=== Provided material ===
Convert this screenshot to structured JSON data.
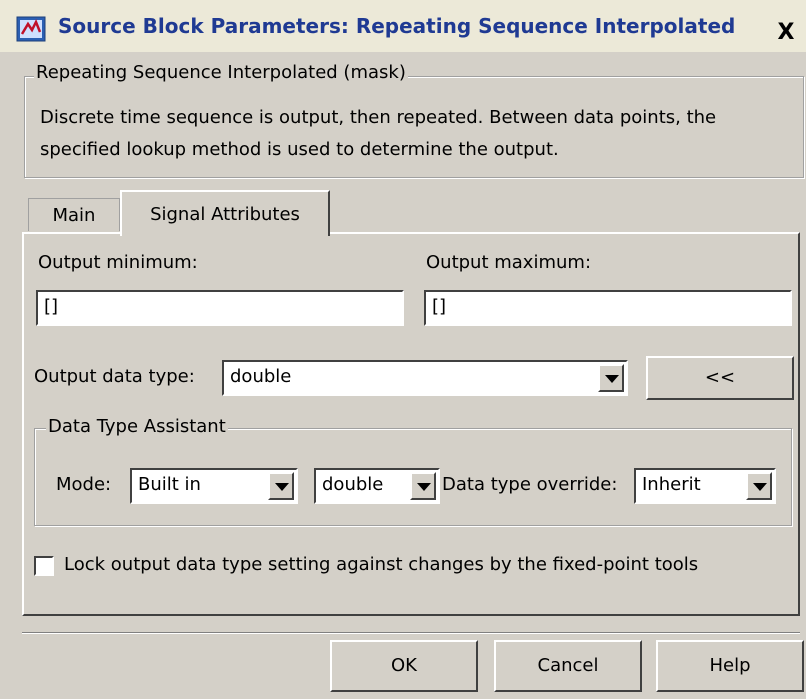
{
  "window": {
    "title": "Source Block Parameters: Repeating Sequence Interpolated",
    "close_label": "X"
  },
  "mask": {
    "group_label": "Repeating Sequence Interpolated (mask)",
    "description": "Discrete time sequence is output, then repeated.  Between data points, the specified lookup method is used to determine the output."
  },
  "tabs": [
    {
      "label": "Main",
      "active": false
    },
    {
      "label": "Signal Attributes",
      "active": true
    }
  ],
  "signal_attributes": {
    "output_min_label": "Output minimum:",
    "output_min_value": "[]",
    "output_max_label": "Output maximum:",
    "output_max_value": "[]",
    "output_data_type_label": "Output data type:",
    "output_data_type_value": "double",
    "assistant_toggle_label": "<<",
    "assistant": {
      "group_label": "Data Type Assistant",
      "mode_label": "Mode:",
      "mode_value": "Built in",
      "builtin_type_value": "double",
      "override_label": "Data type override:",
      "override_value": "Inherit"
    },
    "lock_label": "Lock output data type setting against changes by the fixed-point tools",
    "lock_checked": false
  },
  "buttons": {
    "ok": "OK",
    "cancel": "Cancel",
    "help": "Help"
  },
  "colors": {
    "title_text": "#1f3a93",
    "dialog_bg": "#d4d0c8"
  }
}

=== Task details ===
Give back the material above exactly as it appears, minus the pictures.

=== Problem solution ===
Convert this screenshot to structured JSON data.
{
  "window": {
    "title": "Source Block Parameters: Repeating Sequence Interpolated",
    "close_label": "X"
  },
  "mask": {
    "group_label": "Repeating Sequence Interpolated (mask)",
    "description": "Discrete time sequence is output, then repeated.  Between data points, the specified lookup method is used to determine the output."
  },
  "tabs": [
    {
      "label": "Main",
      "active": false
    },
    {
      "label": "Signal Attributes",
      "active": true
    }
  ],
  "signal_attributes": {
    "output_min_label": "Output minimum:",
    "output_min_value": "[]",
    "output_max_label": "Output maximum:",
    "output_max_value": "[]",
    "output_data_type_label": "Output data type:",
    "output_data_type_value": "double",
    "assistant_toggle_label": "<<",
    "assistant": {
      "group_label": "Data Type Assistant",
      "mode_label": "Mode:",
      "mode_value": "Built in",
      "builtin_type_value": "double",
      "override_label": "Data type override:",
      "override_value": "Inherit"
    },
    "lock_label": "Lock output data type setting against changes by the fixed-point tools",
    "lock_checked": false
  },
  "buttons": {
    "ok": "OK",
    "cancel": "Cancel",
    "help": "Help"
  },
  "colors": {
    "title_text": "#1f3a93",
    "dialog_bg": "#d4d0c8"
  }
}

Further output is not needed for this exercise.